  • Chris W Says:

    As a complete aside, do you connect the three days and nights in the belly of the fish with the death and resurrection, or with Jesus’ time spent in Jerusalem (the ‘belly’ of the land of Israel)? I heard this second interpretation given by James Jordan. Trouble with the first interpretation is that Jesus only spent two days and nights in the grave (unless he was crucified on a thursday, but that doesn’t fit with the Day of Atonement typology).

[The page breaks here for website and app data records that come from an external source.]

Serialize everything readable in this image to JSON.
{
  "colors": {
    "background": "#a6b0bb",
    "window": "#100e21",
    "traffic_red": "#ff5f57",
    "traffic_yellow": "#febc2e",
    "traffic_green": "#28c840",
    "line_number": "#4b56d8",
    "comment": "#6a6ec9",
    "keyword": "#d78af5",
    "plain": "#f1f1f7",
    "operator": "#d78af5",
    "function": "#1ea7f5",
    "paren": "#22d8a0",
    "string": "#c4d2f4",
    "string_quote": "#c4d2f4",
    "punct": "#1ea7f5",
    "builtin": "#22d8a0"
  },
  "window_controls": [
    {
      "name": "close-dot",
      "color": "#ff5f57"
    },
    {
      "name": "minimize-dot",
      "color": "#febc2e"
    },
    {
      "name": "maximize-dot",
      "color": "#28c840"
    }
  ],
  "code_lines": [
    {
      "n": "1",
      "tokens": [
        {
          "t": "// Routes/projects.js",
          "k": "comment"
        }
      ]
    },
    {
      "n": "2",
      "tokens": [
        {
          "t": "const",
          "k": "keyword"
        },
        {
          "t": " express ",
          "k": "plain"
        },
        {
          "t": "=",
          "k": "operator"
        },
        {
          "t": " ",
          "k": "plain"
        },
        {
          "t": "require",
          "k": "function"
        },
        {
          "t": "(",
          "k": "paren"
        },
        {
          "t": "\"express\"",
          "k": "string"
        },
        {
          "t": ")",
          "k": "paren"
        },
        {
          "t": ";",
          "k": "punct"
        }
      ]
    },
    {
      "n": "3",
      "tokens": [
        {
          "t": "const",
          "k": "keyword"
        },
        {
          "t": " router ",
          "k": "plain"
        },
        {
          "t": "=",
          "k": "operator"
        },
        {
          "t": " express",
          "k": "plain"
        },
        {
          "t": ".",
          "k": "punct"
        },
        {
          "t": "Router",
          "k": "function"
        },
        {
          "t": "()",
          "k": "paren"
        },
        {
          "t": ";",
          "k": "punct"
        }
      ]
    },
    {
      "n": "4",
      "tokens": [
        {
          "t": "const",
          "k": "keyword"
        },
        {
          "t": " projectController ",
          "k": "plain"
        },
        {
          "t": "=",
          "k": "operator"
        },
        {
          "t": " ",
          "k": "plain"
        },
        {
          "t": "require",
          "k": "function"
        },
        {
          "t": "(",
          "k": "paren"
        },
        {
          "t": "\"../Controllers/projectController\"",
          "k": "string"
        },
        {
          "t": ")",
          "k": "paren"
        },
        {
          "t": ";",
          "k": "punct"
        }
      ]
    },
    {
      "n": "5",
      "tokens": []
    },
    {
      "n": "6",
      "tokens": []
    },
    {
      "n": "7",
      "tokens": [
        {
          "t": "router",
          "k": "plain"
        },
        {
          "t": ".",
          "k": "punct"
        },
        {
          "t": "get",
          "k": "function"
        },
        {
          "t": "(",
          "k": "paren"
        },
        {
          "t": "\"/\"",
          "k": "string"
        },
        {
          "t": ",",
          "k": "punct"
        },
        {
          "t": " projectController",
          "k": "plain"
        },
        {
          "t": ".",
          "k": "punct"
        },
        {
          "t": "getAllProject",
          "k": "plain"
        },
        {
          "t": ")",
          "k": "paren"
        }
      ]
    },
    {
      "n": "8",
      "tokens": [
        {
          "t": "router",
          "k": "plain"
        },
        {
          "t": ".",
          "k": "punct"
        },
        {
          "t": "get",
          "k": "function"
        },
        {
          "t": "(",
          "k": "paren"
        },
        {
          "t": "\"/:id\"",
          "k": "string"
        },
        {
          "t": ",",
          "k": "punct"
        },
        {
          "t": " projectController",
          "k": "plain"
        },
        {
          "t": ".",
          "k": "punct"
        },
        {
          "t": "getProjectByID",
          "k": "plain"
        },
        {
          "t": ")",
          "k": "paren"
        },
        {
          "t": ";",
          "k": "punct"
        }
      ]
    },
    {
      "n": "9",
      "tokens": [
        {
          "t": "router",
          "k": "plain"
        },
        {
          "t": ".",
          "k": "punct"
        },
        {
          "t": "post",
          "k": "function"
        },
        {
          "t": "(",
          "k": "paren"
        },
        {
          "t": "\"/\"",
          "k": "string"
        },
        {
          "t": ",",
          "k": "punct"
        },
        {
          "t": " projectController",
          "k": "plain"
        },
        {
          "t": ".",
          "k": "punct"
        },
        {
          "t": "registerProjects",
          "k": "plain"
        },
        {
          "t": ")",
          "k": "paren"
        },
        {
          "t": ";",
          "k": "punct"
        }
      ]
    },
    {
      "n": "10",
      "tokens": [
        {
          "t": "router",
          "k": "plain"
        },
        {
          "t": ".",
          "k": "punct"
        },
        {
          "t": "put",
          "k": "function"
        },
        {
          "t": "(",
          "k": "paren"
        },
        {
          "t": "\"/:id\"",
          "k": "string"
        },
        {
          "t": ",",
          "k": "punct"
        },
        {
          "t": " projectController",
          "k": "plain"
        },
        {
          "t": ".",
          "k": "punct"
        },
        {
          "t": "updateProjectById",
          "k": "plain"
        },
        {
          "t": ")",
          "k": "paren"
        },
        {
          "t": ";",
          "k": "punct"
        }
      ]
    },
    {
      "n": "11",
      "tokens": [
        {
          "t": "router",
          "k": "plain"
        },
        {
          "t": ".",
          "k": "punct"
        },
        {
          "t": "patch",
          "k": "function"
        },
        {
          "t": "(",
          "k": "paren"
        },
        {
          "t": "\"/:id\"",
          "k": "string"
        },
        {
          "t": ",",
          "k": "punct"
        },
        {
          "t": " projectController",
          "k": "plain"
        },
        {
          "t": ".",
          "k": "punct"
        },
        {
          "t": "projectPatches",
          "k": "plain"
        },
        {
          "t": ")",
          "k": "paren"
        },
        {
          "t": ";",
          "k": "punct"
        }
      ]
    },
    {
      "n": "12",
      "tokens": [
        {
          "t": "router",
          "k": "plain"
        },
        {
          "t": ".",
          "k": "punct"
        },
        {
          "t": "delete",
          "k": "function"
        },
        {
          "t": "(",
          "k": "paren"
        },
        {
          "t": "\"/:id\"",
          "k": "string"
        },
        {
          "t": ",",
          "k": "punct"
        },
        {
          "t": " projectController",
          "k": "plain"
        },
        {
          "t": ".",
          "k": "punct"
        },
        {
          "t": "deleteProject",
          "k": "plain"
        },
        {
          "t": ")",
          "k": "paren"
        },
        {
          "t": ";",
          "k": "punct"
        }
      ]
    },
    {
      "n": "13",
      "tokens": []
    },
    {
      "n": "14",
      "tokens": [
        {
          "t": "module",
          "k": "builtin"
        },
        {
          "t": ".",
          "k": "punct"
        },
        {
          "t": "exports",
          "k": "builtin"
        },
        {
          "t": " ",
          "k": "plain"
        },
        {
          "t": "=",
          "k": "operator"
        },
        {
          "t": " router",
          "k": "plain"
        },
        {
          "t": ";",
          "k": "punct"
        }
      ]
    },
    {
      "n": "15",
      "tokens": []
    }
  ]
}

    Getting back on topic…
    Regarding the connection between baptism and child-rearing seen especially in Wilson’s understanding of the rite, I suppose you respond with the fact that even in Solomon’s time, God-fearing gentiles outside of the covenant could still find the book of Proverbs edifying and use it to raise their kids. If the Queen of Sheba can benefit from Solomon’s wisdom, then so can everyone else!

  • Mike Bull Says:

    Thanks for keeping at it!

    I think “heart of the Land” being the ground makes more sense, especially when we read Jonah’s prayer in the abyss. The answer might be the Hebrew reckoning of time, which doesn’t satisfy, but I’m not a Hebrew.


    Yes, we are dealing with a fractal, so the Scriptures have a great deal of influence on the Gentiles over time. This is, in fact, why Gentile nations are held accountable for judgment in the prophets: they were not ignorant of the truth. God was already extending his tent.

    Leithart is brilliant on this:

    The problem with the “circumcision = parenting” assumption is that it is rubbish. Circumcision was sacrificial. Israel as a nation was to be a living sacrifice. Parenting was simply one facet of keeping the Law, and the delegation of that authority came from the Covenant oath at Sinai, not from circumcision.

    Thanks again for reading, and for taking the time to comment.